A reportedly ongoing hack against Bitcoin wallet Electrum has seen hacker steal about 250 Bitcoin. Although Electrum official release has made announcement, a silent patch to mitigate the risk and Github admin removed the malware, this attack may come up again by changing another cover-up. And this phishing type of attack has been around for a couple of years. Why people are still falling into it? Let’s examine how this attack works.
How the phishing attack works
Like most phishing attacks, hacker(s) trick Electrum wallet user to download a new update which contains a Trojan. The key is to display a message to a genuine Electrum wallet GUI with a downloadable link. Yes! this link downloads the malicious wallet installer.
To understand the full picture of the act, these are the steps that hacker(s) managed to do it:
- Launching tens of Electrum server in to the peer-to-peer network.
- Returning a phony message to the user when he/she is making a new transaction.
- The message trick user to install a new version with Trojan.
- The Trojan ask for the user’s 2FA. Then it steal the balance of the wallet.

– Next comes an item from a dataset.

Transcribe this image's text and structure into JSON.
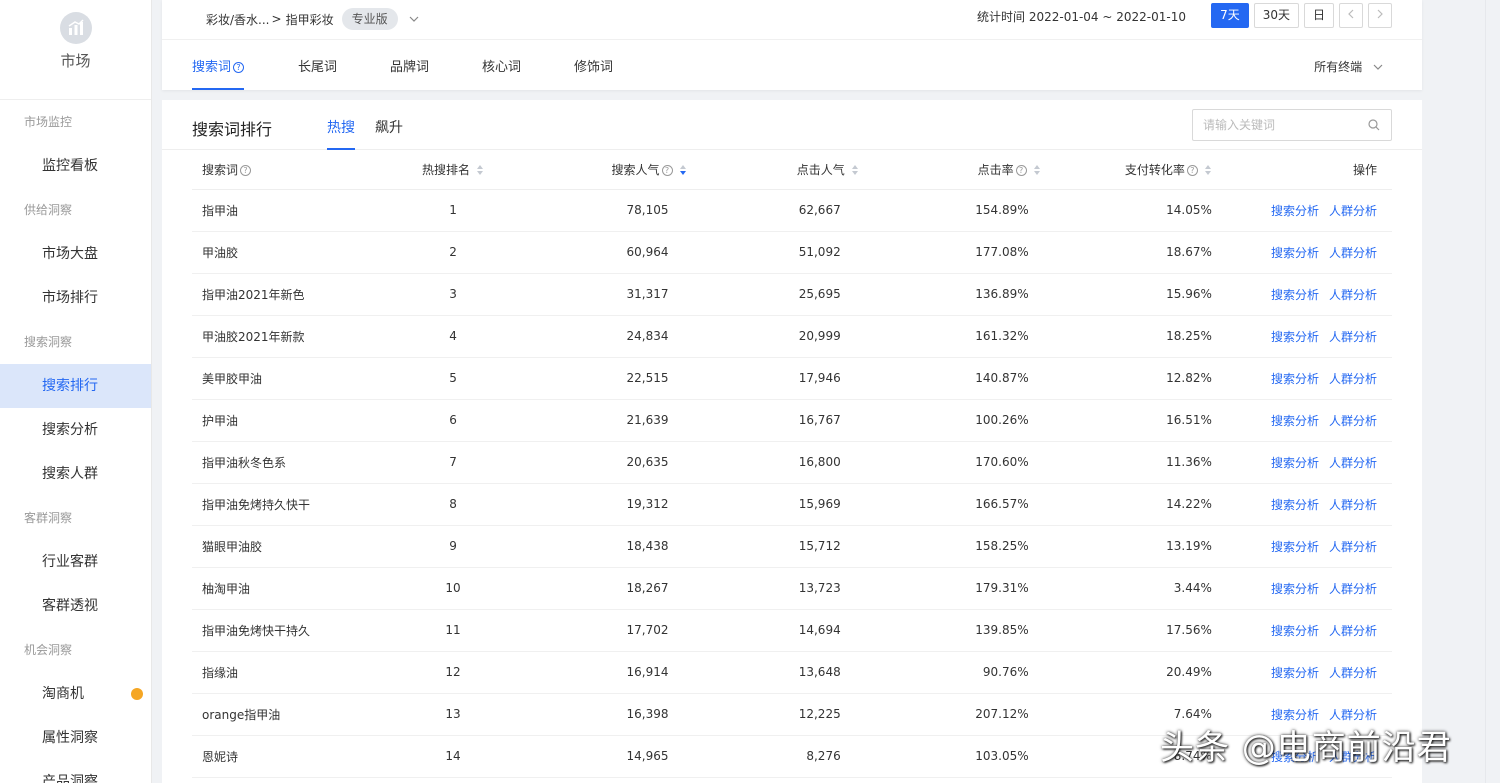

The more malicious Electrum servers adding to the network, the better chance of catching a victim. At the same time current Electrum wallet display rich text message to its user when receiving from servers. As it’s decentralized network, it’s impractical to verify the message’s authenticity.
Once the trojan being deployed, the only hurdle between victim’s private key and the hacker(s) is the 2FA or passphrase. Often users are caught off-guard of abnormal behavior especially when they just install a new version.
The result is bitter as anything left in that wallet will be stolen including deposits in the future. Unplug the computer’s power won’t do any good because hacker(s) don’t need to access your computer at all. Private key, or seeds, means everything. But there must be ways of prevent it.
How to prevent it
There are articles that advise users always download software from the official website or verify software’s signature before installation. It’s not good enough. It’s a head-scratching task for non-technical user to undertake. In the essence, user wants a peace of mind. A complex solution for that never fit well.
Peace of mind with Octowallet
Suppose the victim had been using OctoWallet and nothing else changes in the hacking scenario above. The hacker cannot be successful because OctoWallet safeguards your private key. It will never be online. And your seeds are kept ONLY on paper in your mother’s house. In addition, the victim has two other chances to be alarmed of this phishing act by:
- Checking the transaction destination address on OctoWallet screen
- Physically confirm to make any approved transaction.
If you have any good idea or fighting hacker, feel free to share with us.